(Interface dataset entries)
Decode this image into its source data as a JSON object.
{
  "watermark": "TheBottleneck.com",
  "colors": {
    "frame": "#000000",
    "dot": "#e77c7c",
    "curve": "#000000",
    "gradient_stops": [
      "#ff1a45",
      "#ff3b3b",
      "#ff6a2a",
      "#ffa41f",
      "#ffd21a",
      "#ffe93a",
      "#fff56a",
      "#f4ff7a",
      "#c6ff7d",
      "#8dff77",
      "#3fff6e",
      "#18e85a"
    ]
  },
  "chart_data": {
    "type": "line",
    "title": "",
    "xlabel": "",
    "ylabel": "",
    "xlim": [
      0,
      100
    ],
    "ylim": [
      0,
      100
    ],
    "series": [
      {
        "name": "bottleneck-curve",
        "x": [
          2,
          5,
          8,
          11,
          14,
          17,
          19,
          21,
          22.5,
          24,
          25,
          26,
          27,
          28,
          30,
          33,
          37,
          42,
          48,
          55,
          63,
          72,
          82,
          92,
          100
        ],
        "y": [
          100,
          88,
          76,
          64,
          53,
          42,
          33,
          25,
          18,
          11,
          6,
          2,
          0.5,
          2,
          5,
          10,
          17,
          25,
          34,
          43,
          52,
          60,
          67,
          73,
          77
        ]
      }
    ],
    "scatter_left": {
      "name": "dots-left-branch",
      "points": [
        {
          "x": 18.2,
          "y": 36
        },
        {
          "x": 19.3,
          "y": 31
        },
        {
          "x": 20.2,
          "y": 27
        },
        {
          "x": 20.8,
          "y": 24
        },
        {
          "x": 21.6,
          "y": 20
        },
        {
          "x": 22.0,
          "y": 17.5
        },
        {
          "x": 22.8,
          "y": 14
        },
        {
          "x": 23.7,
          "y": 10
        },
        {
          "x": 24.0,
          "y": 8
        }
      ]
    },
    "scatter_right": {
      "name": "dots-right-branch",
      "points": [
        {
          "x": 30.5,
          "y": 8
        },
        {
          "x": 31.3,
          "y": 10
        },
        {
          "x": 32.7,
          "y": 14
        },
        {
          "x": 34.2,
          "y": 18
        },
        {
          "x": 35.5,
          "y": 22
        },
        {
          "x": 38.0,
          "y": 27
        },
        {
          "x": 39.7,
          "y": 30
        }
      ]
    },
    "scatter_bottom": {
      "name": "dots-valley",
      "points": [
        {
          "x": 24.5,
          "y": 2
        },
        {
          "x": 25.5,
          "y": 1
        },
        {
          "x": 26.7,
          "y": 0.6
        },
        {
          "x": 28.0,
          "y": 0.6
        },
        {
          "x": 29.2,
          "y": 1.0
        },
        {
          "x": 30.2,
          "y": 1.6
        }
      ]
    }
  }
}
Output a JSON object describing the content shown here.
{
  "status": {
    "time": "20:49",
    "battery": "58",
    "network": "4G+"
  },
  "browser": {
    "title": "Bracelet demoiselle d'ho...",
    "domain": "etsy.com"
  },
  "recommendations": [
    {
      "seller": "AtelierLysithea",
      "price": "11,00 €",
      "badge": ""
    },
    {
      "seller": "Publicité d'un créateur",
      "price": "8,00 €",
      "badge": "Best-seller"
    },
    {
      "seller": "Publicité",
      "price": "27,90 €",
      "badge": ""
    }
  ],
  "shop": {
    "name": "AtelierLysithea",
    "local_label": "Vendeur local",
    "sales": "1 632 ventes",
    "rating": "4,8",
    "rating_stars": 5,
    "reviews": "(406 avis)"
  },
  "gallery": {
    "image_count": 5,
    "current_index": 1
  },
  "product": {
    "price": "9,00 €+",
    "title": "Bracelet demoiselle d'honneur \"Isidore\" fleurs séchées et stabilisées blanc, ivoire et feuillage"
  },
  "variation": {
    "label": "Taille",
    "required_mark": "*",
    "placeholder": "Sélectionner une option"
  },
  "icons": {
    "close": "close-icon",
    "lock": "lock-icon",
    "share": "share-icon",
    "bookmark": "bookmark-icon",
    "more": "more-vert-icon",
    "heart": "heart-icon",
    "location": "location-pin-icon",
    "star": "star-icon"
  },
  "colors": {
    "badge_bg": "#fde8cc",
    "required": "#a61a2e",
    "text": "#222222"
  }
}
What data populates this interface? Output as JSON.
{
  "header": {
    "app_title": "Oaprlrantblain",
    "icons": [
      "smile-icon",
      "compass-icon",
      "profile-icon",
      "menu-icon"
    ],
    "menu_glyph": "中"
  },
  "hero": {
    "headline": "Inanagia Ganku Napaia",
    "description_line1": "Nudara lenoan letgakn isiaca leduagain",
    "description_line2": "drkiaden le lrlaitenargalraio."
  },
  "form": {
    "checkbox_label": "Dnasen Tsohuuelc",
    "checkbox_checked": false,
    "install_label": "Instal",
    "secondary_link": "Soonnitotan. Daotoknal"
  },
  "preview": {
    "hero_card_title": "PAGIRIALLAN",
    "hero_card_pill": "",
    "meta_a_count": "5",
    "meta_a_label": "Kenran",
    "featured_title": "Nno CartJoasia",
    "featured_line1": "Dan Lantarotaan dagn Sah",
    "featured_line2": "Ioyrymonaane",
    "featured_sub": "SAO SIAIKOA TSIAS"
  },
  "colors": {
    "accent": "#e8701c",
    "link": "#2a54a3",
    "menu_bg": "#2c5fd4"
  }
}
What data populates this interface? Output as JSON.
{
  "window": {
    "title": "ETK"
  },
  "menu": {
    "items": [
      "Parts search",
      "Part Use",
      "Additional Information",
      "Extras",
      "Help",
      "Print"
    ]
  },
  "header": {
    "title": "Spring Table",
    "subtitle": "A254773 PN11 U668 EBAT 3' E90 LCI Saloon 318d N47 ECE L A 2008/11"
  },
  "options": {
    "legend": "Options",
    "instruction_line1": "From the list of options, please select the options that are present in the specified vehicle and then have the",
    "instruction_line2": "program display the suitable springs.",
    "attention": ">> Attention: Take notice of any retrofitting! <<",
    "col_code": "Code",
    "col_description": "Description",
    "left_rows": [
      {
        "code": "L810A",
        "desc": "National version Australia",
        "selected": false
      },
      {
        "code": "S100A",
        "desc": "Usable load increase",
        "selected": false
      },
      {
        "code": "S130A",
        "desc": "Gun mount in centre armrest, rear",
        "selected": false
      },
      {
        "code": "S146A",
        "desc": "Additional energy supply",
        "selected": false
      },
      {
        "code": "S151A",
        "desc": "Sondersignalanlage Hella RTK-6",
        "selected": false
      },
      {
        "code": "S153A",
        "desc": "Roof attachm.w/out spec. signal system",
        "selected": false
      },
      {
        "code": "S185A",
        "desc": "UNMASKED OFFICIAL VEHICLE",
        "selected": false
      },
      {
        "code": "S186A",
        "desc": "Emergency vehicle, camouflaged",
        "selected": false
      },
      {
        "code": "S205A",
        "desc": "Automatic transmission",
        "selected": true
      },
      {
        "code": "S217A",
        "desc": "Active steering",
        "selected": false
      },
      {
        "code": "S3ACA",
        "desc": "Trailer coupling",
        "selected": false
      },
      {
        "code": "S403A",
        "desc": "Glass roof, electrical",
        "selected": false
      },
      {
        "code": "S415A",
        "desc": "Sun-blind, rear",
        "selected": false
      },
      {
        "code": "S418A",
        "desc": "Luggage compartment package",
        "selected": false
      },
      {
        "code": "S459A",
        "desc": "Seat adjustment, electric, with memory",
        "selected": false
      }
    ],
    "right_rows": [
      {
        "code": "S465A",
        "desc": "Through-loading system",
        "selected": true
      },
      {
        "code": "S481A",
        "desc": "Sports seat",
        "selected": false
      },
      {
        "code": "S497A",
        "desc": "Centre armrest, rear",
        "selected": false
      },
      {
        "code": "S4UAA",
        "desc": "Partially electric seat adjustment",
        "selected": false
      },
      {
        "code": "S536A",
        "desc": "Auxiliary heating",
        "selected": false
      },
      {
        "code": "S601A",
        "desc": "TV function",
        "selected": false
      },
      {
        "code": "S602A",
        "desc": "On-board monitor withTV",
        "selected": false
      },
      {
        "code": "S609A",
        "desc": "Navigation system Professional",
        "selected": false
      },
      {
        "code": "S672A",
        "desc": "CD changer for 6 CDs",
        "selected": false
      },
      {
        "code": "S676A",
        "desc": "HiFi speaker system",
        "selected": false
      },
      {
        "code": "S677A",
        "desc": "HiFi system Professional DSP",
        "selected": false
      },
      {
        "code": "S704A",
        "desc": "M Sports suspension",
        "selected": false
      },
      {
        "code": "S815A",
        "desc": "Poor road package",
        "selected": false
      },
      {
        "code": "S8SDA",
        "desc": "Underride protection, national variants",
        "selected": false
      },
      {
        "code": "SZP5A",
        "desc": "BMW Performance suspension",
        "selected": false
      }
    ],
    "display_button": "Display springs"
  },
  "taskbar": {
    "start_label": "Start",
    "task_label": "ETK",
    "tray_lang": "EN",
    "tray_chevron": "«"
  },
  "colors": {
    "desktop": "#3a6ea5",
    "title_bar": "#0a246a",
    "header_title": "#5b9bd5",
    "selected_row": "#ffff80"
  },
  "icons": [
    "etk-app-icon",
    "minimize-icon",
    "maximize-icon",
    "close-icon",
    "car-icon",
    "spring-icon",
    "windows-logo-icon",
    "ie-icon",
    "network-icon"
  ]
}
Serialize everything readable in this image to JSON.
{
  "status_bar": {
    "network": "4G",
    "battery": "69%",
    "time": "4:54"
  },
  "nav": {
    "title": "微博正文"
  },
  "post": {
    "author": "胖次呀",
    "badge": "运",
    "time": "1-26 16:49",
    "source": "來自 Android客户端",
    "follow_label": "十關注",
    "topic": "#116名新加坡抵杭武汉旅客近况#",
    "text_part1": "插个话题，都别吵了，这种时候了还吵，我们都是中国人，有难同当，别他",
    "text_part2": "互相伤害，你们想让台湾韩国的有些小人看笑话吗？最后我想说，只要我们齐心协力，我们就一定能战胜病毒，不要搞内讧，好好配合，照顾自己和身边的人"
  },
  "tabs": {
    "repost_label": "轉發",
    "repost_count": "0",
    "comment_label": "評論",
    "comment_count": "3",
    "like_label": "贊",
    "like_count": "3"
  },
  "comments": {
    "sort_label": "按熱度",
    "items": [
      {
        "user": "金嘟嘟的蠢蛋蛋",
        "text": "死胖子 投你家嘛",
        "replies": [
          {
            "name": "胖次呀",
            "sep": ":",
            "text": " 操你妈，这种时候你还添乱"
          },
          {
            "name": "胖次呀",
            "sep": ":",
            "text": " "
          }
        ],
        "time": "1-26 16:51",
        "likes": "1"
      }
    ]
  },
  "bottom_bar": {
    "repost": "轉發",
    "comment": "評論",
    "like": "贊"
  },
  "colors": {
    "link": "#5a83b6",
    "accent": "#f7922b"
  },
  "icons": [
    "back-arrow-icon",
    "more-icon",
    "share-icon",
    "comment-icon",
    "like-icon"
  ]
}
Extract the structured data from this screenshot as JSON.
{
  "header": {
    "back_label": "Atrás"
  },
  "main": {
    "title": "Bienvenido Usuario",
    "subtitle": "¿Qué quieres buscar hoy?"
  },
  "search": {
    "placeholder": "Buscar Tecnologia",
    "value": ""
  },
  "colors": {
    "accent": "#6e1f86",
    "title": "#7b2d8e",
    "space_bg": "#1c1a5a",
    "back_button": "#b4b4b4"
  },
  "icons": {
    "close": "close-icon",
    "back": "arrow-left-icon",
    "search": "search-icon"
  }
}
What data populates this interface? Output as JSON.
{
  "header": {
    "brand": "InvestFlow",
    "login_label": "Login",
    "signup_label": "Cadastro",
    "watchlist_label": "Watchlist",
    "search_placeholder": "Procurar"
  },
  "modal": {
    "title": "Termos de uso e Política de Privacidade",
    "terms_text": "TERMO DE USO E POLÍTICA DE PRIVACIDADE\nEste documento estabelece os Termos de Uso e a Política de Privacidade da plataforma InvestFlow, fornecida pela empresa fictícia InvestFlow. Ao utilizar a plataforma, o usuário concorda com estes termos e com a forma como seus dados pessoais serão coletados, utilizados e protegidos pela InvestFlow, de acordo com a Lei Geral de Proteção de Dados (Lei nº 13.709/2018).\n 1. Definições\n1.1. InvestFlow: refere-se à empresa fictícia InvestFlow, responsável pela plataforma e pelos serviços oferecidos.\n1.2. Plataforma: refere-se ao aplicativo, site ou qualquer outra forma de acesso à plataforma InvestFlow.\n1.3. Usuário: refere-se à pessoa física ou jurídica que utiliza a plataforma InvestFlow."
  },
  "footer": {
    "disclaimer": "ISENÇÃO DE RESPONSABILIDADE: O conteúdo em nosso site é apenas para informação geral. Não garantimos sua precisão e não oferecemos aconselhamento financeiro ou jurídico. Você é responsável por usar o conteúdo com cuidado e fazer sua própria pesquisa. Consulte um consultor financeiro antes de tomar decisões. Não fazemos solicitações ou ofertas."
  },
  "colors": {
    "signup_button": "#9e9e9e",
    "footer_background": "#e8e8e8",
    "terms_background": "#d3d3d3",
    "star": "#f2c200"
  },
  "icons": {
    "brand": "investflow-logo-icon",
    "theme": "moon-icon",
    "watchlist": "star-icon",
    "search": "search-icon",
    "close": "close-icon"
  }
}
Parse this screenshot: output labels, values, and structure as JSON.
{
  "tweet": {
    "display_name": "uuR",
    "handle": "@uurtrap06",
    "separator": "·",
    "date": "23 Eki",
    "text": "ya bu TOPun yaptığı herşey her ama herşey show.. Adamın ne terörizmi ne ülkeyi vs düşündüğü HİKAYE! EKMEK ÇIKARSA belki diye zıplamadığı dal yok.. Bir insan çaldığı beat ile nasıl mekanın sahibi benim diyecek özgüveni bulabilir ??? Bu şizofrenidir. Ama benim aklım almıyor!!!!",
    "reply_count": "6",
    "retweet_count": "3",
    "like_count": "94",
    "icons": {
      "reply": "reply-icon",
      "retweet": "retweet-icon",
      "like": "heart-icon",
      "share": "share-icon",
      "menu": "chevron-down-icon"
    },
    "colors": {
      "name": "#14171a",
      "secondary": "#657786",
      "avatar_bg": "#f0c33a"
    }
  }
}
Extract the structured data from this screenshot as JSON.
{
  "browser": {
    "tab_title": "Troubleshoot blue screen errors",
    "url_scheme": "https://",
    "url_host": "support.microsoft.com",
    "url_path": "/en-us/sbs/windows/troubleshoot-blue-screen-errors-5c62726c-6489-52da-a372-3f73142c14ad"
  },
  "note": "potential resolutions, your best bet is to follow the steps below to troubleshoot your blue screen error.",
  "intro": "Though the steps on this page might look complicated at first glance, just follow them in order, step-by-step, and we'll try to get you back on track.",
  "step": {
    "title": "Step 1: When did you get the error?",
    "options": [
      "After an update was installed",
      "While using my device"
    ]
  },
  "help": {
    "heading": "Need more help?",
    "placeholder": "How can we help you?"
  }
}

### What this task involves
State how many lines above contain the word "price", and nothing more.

### Your solution
4